Company President and CEO John Lindsay noted how the coronavirus and the oil price war abruptly resulted in a decrease in demand for refined productions and also brought about an abundance of supply.
“Consequently, some E&P companies are having to shut-in and stop production, and are not completing or drilling additional wells until the supply-demand balance is restored and production and drilling become economically viable once again. We believe these ramifications have yet to be fully reflected in industry activity levels and we expect steeper declines in our third fiscal quarter,” he said.
“H&P has responded to many downturns and we believe that our consistent long-term perspective and our financial strength enables us to further the strategic objectives of the Company. In this regard, we will remain focused on new commercial models, expanding our digital technology offerings to the market,
increasing our international presence and cost management.”

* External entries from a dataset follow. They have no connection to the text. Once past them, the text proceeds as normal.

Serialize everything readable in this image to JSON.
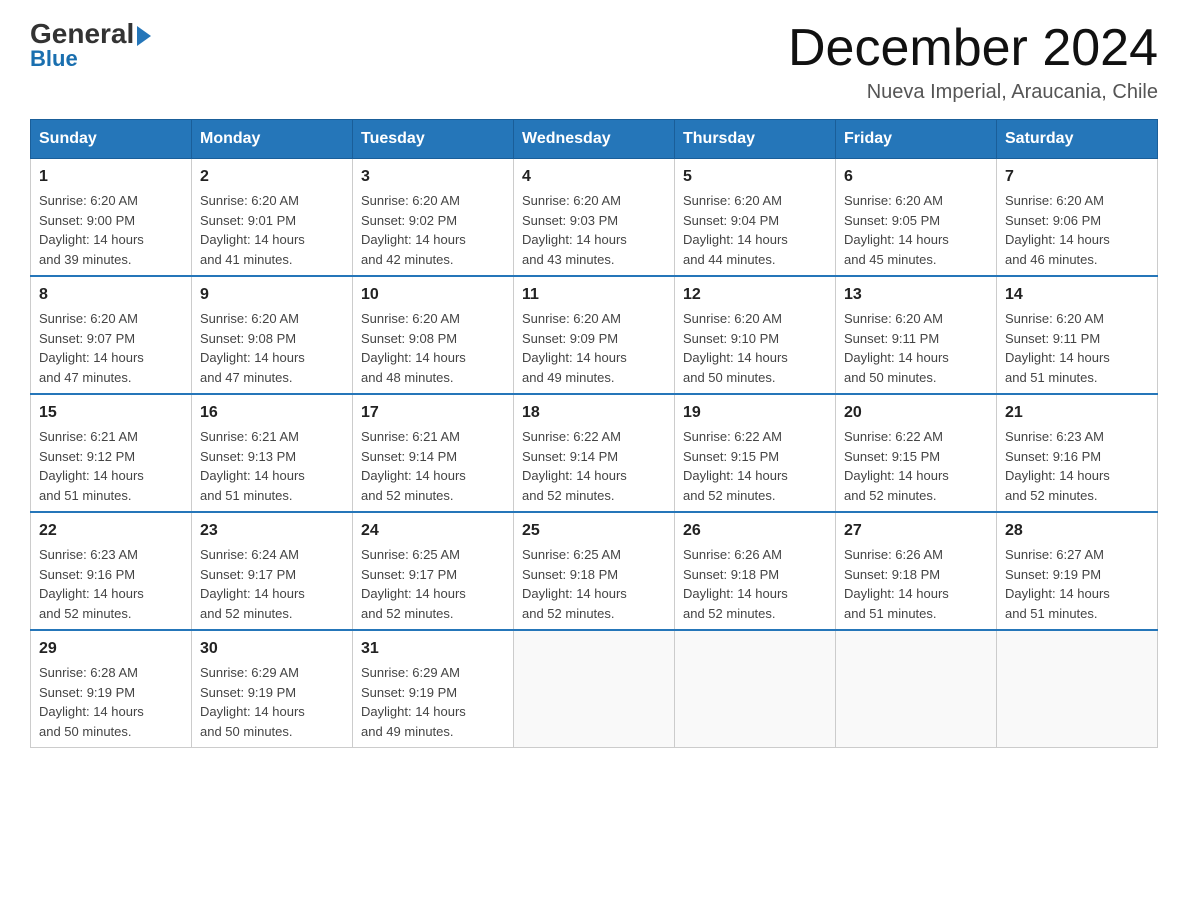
{
  "logo": {
    "general": "General",
    "arrow": "▶",
    "blue": "Blue"
  },
  "header": {
    "title": "December 2024",
    "location": "Nueva Imperial, Araucania, Chile"
  },
  "days_of_week": [
    "Sunday",
    "Monday",
    "Tuesday",
    "Wednesday",
    "Thursday",
    "Friday",
    "Saturday"
  ],
  "weeks": [
    [
      {
        "day": "1",
        "sunrise": "6:20 AM",
        "sunset": "9:00 PM",
        "daylight": "14 hours and 39 minutes."
      },
      {
        "day": "2",
        "sunrise": "6:20 AM",
        "sunset": "9:01 PM",
        "daylight": "14 hours and 41 minutes."
      },
      {
        "day": "3",
        "sunrise": "6:20 AM",
        "sunset": "9:02 PM",
        "daylight": "14 hours and 42 minutes."
      },
      {
        "day": "4",
        "sunrise": "6:20 AM",
        "sunset": "9:03 PM",
        "daylight": "14 hours and 43 minutes."
      },
      {
        "day": "5",
        "sunrise": "6:20 AM",
        "sunset": "9:04 PM",
        "daylight": "14 hours and 44 minutes."
      },
      {
        "day": "6",
        "sunrise": "6:20 AM",
        "sunset": "9:05 PM",
        "daylight": "14 hours and 45 minutes."
      },
      {
        "day": "7",
        "sunrise": "6:20 AM",
        "sunset": "9:06 PM",
        "daylight": "14 hours and 46 minutes."
      }
    ],
    [
      {
        "day": "8",
        "sunrise": "6:20 AM",
        "sunset": "9:07 PM",
        "daylight": "14 hours and 47 minutes."
      },
      {
        "day": "9",
        "sunrise": "6:20 AM",
        "sunset": "9:08 PM",
        "daylight": "14 hours and 47 minutes."
      },
      {
        "day": "10",
        "sunrise": "6:20 AM",
        "sunset": "9:08 PM",
        "daylight": "14 hours and 48 minutes."
      },
      {
        "day": "11",
        "sunrise": "6:20 AM",
        "sunset": "9:09 PM",
        "daylight": "14 hours and 49 minutes."
      },
      {
        "day": "12",
        "sunrise": "6:20 AM",
        "sunset": "9:10 PM",
        "daylight": "14 hours and 50 minutes."
      },
      {
        "day": "13",
        "sunrise": "6:20 AM",
        "sunset": "9:11 PM",
        "daylight": "14 hours and 50 minutes."
      },
      {
        "day": "14",
        "sunrise": "6:20 AM",
        "sunset": "9:11 PM",
        "daylight": "14 hours and 51 minutes."
      }
    ],
    [
      {
        "day": "15",
        "sunrise": "6:21 AM",
        "sunset": "9:12 PM",
        "daylight": "14 hours and 51 minutes."
      },
      {
        "day": "16",
        "sunrise": "6:21 AM",
        "sunset": "9:13 PM",
        "daylight": "14 hours and 51 minutes."
      },
      {
        "day": "17",
        "sunrise": "6:21 AM",
        "sunset": "9:14 PM",
        "daylight": "14 hours and 52 minutes."
      },
      {
        "day": "18",
        "sunrise": "6:22 AM",
        "sunset": "9:14 PM",
        "daylight": "14 hours and 52 minutes."
      },
      {
        "day": "19",
        "sunrise": "6:22 AM",
        "sunset": "9:15 PM",
        "daylight": "14 hours and 52 minutes."
      },
      {
        "day": "20",
        "sunrise": "6:22 AM",
        "sunset": "9:15 PM",
        "daylight": "14 hours and 52 minutes."
      },
      {
        "day": "21",
        "sunrise": "6:23 AM",
        "sunset": "9:16 PM",
        "daylight": "14 hours and 52 minutes."
      }
    ],
    [
      {
        "day": "22",
        "sunrise": "6:23 AM",
        "sunset": "9:16 PM",
        "daylight": "14 hours and 52 minutes."
      },
      {
        "day": "23",
        "sunrise": "6:24 AM",
        "sunset": "9:17 PM",
        "daylight": "14 hours and 52 minutes."
      },
      {
        "day": "24",
        "sunrise": "6:25 AM",
        "sunset": "9:17 PM",
        "daylight": "14 hours and 52 minutes."
      },
      {
        "day": "25",
        "sunrise": "6:25 AM",
        "sunset": "9:18 PM",
        "daylight": "14 hours and 52 minutes."
      },
      {
        "day": "26",
        "sunrise": "6:26 AM",
        "sunset": "9:18 PM",
        "daylight": "14 hours and 52 minutes."
      },
      {
        "day": "27",
        "sunrise": "6:26 AM",
        "sunset": "9:18 PM",
        "daylight": "14 hours and 51 minutes."
      },
      {
        "day": "28",
        "sunrise": "6:27 AM",
        "sunset": "9:19 PM",
        "daylight": "14 hours and 51 minutes."
      }
    ],
    [
      {
        "day": "29",
        "sunrise": "6:28 AM",
        "sunset": "9:19 PM",
        "daylight": "14 hours and 50 minutes."
      },
      {
        "day": "30",
        "sunrise": "6:29 AM",
        "sunset": "9:19 PM",
        "daylight": "14 hours and 50 minutes."
      },
      {
        "day": "31",
        "sunrise": "6:29 AM",
        "sunset": "9:19 PM",
        "daylight": "14 hours and 49 minutes."
      },
      null,
      null,
      null,
      null
    ]
  ],
  "labels": {
    "sunrise_prefix": "Sunrise: ",
    "sunset_prefix": "Sunset: ",
    "daylight_prefix": "Daylight: "
  }
}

The quarterly report made no mention of any planned reductions in the company workforce, but Senior Vice President and Chief Financial Officer Mark Smith made it clear that the company will look for ways to trim expenses.
Further cost reductions will come to fruition over the coming quarters as we reduce additional overhead and implement evergreen cost reductions throughout the Company, to right-size
the cost structure for a lower expected activity level.”
He revealed that the company’s impairment charge of $563 million affected 95 rigs of which 37 were decommissioned subsequent to the end of the quarter.
“The full extent of the COVID-19 pandemic is uncertain, and we are unable to reasonably estimate the duration and ultimate impact, including the timing of or level to which the industry will recover. Consequently, we cannot be certain of the degree of the impact on H&P’s operations or financial position in
the future,” added Smith.
Here is how the company experienced losses. International Land Operations had an operating loss of $152.5 million compared to operating income of $3.1 million in the previous quarter.
Offshore Operations had an operating loss of $3.3 million compared to operating income of $6.3 million during the previous quarter. H&P Technologies had an operating loss of $33.6 million compared to an operating loss of $4.6 million during the previous quarter.
Click here to view entire H and P report.
Source: Helmerich and Payne